Painted for a Pope
Raphael’s St Michael Vanquishing Satan was indeed for Pope Leo X, the Florentine. Raphael was a favoured painter at the time of the High Renaissance in Rome. Sebastiano del Piombo apparently wrote to Michelangelo (his great painting opponent) that the colouring was smoky. Rivalry was rife in Rome!
But oh, what a draughtsman Raphael was. So very accomplished.
And the poses. Pure Raphael.
From Victorian conventions to a new modernity. Vanessa Bell, (from the Bloomsbury Group) painted during this transition.
Iceland Poppies now hangs in the Garden Room at Charleston, its original home, alongside Sickert and Matisse.
So elegantly refined.
Australian Beach Pattern
The epitome of life in Australia. The outdoors, the beach, the sun, the sand, and the sea. Charles Meere cracked it with his 1940 painting of the Australian lifestyle. A healthy young nation of beach-goers.
Modern. Monumental. Sculptural.
Meere was actually a Londoner who moved to Sydney. With weather like this at the moment, who can blame him! *sigh*
The Car of 1955
John Brack describes how he came to paint this work:

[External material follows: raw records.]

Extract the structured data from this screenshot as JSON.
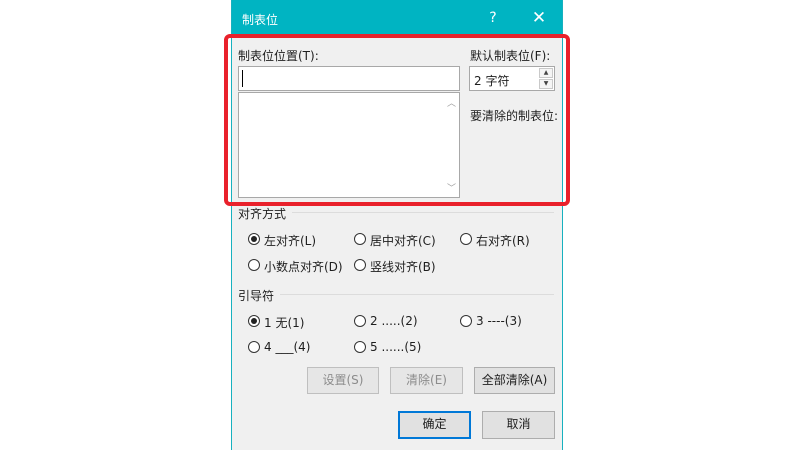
{
  "dialog": {
    "title": "制表位",
    "help_label": "?",
    "close_label": "✕",
    "icons": {
      "help": "help-icon",
      "close": "close-icon",
      "scroll_up": "scroll-up-icon",
      "scroll_down": "scroll-down-icon"
    }
  },
  "tab_stop": {
    "label": "制表位位置(T):",
    "value": "",
    "list_items": []
  },
  "default_tab": {
    "label": "默认制表位(F):",
    "value": "2 字符"
  },
  "to_clear": {
    "label": "要清除的制表位:"
  },
  "alignment": {
    "label": "对齐方式",
    "options": [
      {
        "label": "左对齐(L)",
        "checked": true
      },
      {
        "label": "居中对齐(C)",
        "checked": false
      },
      {
        "label": "右对齐(R)",
        "checked": false
      },
      {
        "label": "小数点对齐(D)",
        "checked": false
      },
      {
        "label": "竖线对齐(B)",
        "checked": false
      }
    ]
  },
  "leader": {
    "label": "引导符",
    "options": [
      {
        "label": "1 无(1)",
        "checked": true
      },
      {
        "label": "2 .....(2)",
        "checked": false
      },
      {
        "label": "3 ----(3)",
        "checked": false
      },
      {
        "label": "4 ___(4)",
        "checked": false
      },
      {
        "label": "5 ......(5)",
        "checked": false
      }
    ]
  },
  "buttons": {
    "set": "设置(S)",
    "clear": "清除(E)",
    "clear_all": "全部清除(A)",
    "ok": "确定",
    "cancel": "取消"
  },
  "colors": {
    "title_bar": "#00b4c2",
    "highlight": "#e9212b",
    "default_button_border": "#0078d7"
  }
}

Walking in a suburban street one day the car passed me and, as it did so, the occupants looked out. This seemed to compose itself as picture instantly, which I have found to be rare … The paraphernalia of the street, houses and telegraph poles, seemed to rob the faces of dramatic emphasis. I think that the country landscape solved this problem and serves also to illustrate a social phenomenon important in our time: the family making an afternoon trip from the city to the nearby country on Sunday. It was part of the pattern of life of millions.
Brack was part of the Antipodeans Group, an Australian group of painters, reacting against Abstract Expressionism of the 1950’s. Simplified and stark shapes and colours.
This painting currently at the RA is very amusing! So typical of its time and of its place. And very Australian…
Thoughts from Diebenkorn
When I am halfway there with a painting, it can occasionally be thrilling.. But it happens very rarely; usually it’s agony. I go to great pains to mask the agony. But the struggle is there. It’s the invisible enemy.
In a successful painting everything is integral.. all the parts belong to the whole. If you remove an aspect or element you are removing its wholeness.